But the story doesn’t end there. This week, Toomey revealed that the Kansas City Fed has now revoked Reserve Trust’s master account. The Observer reached out to the company for confirmation, and received no reply. However, the Fed master account was prominently referenced on Reserve Trust’s Web site as recently as June 10; it has since disappeared and the site is now a single page with little information on it. One of the company’s founders, Dennis Gingold, told Bloomberg that he and other board members had sold their shares to one of the company’s largest investors, QED Investors. One of QED’s partners, Amias Gerety, worked for Sarah Raskin at Treasury. When QED led Reserve Trust’s Series A round in 2021, Gerety boasted that its relationship to the Fed was a big attraction. No one, including Toomey, is offering a public explanation for why the master account was apparently revoked, but it would be foolish to think that Toomey will let this issue go.

At the same time, it’s worth stepping back and figuring out what all this means.

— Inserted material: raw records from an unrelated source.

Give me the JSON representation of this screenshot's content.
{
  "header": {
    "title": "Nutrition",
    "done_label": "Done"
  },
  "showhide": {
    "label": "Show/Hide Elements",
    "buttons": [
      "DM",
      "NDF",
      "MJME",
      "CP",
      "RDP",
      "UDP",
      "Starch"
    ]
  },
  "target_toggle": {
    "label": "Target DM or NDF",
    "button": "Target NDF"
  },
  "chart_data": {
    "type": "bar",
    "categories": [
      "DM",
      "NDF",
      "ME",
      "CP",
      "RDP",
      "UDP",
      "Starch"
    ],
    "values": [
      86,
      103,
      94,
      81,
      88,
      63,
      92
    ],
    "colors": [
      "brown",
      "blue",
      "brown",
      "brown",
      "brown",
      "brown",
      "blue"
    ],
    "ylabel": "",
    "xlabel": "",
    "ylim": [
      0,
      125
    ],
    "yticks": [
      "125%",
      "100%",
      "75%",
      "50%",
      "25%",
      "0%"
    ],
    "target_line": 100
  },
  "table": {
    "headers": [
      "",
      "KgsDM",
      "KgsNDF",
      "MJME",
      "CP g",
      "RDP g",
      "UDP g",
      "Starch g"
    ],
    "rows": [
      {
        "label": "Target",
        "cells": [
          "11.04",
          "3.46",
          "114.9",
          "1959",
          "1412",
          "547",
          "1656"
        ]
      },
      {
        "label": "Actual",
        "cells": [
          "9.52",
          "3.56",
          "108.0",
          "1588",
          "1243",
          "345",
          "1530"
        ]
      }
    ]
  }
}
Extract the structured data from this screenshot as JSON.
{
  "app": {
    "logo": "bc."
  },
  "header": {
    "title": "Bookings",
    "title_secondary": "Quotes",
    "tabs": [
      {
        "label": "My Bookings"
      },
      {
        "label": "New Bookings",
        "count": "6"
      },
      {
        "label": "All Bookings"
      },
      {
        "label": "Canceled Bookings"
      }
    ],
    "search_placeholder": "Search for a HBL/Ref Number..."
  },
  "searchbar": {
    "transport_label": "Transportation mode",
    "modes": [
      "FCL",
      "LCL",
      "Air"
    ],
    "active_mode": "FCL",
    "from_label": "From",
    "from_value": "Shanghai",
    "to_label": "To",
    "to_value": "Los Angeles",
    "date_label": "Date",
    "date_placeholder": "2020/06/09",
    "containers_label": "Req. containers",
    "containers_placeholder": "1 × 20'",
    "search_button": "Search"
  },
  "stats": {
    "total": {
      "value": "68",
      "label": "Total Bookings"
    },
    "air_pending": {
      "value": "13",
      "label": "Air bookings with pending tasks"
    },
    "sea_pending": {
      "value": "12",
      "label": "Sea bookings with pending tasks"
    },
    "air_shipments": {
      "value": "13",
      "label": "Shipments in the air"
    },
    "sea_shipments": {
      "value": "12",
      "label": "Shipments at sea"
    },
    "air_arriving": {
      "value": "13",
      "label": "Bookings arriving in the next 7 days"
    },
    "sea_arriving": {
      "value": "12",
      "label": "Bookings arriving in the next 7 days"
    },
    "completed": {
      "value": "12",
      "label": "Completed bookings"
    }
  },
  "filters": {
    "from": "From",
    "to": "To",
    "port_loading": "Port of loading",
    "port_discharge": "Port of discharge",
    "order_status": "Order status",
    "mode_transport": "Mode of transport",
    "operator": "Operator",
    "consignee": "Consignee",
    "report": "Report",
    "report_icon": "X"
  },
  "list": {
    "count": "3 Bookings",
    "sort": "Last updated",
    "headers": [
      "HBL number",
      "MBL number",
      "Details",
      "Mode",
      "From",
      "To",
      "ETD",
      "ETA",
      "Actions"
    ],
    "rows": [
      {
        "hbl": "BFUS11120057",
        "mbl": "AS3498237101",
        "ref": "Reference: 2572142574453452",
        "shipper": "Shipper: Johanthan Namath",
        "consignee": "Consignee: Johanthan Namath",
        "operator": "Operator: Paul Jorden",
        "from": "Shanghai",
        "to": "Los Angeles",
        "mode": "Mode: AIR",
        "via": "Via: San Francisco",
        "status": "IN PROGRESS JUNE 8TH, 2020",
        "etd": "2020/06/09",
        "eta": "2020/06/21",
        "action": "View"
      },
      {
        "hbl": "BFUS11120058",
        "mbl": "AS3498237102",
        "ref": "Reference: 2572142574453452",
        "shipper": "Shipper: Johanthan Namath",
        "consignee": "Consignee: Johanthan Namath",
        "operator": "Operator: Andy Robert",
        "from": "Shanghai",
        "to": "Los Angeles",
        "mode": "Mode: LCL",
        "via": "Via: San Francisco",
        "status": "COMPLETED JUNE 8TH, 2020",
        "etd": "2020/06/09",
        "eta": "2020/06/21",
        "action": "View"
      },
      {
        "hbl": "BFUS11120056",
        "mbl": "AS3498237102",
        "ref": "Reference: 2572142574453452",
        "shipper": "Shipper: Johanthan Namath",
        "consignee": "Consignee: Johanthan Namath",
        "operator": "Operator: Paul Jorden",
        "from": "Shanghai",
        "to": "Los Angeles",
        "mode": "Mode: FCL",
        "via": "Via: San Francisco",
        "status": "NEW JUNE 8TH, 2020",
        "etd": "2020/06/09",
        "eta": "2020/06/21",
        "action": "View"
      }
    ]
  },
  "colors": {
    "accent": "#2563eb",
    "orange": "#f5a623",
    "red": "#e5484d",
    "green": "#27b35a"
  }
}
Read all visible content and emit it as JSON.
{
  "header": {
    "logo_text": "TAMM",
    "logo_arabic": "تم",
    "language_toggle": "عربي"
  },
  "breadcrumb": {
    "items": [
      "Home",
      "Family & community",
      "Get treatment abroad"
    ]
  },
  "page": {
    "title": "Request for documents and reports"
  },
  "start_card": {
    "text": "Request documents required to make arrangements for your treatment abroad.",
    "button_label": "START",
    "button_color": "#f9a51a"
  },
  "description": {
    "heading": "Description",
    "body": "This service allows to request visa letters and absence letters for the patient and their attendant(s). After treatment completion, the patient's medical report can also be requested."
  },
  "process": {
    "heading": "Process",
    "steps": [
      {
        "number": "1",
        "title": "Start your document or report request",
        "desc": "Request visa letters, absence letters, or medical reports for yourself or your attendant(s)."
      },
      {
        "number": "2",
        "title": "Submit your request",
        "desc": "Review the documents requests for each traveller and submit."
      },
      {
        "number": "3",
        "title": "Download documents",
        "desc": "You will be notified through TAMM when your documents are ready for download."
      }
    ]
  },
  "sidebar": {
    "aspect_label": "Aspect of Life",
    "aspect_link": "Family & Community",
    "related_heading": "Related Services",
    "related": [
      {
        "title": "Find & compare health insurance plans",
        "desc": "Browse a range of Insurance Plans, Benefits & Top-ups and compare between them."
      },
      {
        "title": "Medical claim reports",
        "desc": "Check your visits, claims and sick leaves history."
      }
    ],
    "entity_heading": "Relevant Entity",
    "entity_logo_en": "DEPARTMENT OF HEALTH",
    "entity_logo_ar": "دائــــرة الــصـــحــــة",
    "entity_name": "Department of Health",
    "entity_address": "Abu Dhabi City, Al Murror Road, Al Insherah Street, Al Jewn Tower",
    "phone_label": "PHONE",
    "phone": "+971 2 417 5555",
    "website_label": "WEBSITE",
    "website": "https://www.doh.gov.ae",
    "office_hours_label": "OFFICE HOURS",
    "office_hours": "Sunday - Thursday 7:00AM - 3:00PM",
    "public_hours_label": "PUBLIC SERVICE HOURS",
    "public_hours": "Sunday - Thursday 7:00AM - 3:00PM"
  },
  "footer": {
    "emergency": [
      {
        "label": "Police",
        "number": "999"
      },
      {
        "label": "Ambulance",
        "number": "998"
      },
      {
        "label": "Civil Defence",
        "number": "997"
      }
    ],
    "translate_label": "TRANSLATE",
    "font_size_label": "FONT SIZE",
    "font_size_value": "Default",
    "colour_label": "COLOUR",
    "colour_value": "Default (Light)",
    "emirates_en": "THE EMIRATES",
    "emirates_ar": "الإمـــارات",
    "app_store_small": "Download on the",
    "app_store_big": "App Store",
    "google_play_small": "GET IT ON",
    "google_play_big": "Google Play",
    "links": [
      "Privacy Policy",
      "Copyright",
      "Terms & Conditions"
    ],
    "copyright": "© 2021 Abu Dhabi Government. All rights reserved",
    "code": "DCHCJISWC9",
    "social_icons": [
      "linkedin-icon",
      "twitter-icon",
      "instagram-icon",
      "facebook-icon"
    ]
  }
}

Did the master account give Reserve Trust an advantage? Absolutely. It’s long been the first thing the company says about itself, it attracted customers that otherwise might go elsewhere, it was undoubtedly a factor that helped the company raise $35.5 million. If it’s been revoked, that may be a fatal blow to the business.

Was Sarah Raskin transparent about her contacts with the Kansas City Fed? No. While she never outright denied that she had contacted the Fed directly, she was given ample opportunity in her confirmation hearing to explain her role, which she sidestepped. It’s hard to imagine Raskin ever getting Congressional approval for another government role.

Was the Fed wrong to give Reserve Trust a master account? Morally or legally wrong? Probably not. If, as now seems likely, the Fed has determined that Reserve Trust doesn’t qualify, it certainly looks stupid, but there are rules for handling these applications, and as long as they were followed, there’s not much anyone can do to second-guess the decisions. Logistically wrong? Probably. Either the Fed gives such accounts to no nonbanks, or it gives them to some. The problem is that now there will be lots of nonbanks who think they are at least as qualified as Reserve Trust. On Friday, a Wisconsin-based financial firm called Custodia filed a legal complaint against the Fed and Kansas City Fed, arguing that they are unlawfully refusing to act on Custodia’s application for a master account.

Pat Toomey and the Strange, Winding Tale of Reserve Trust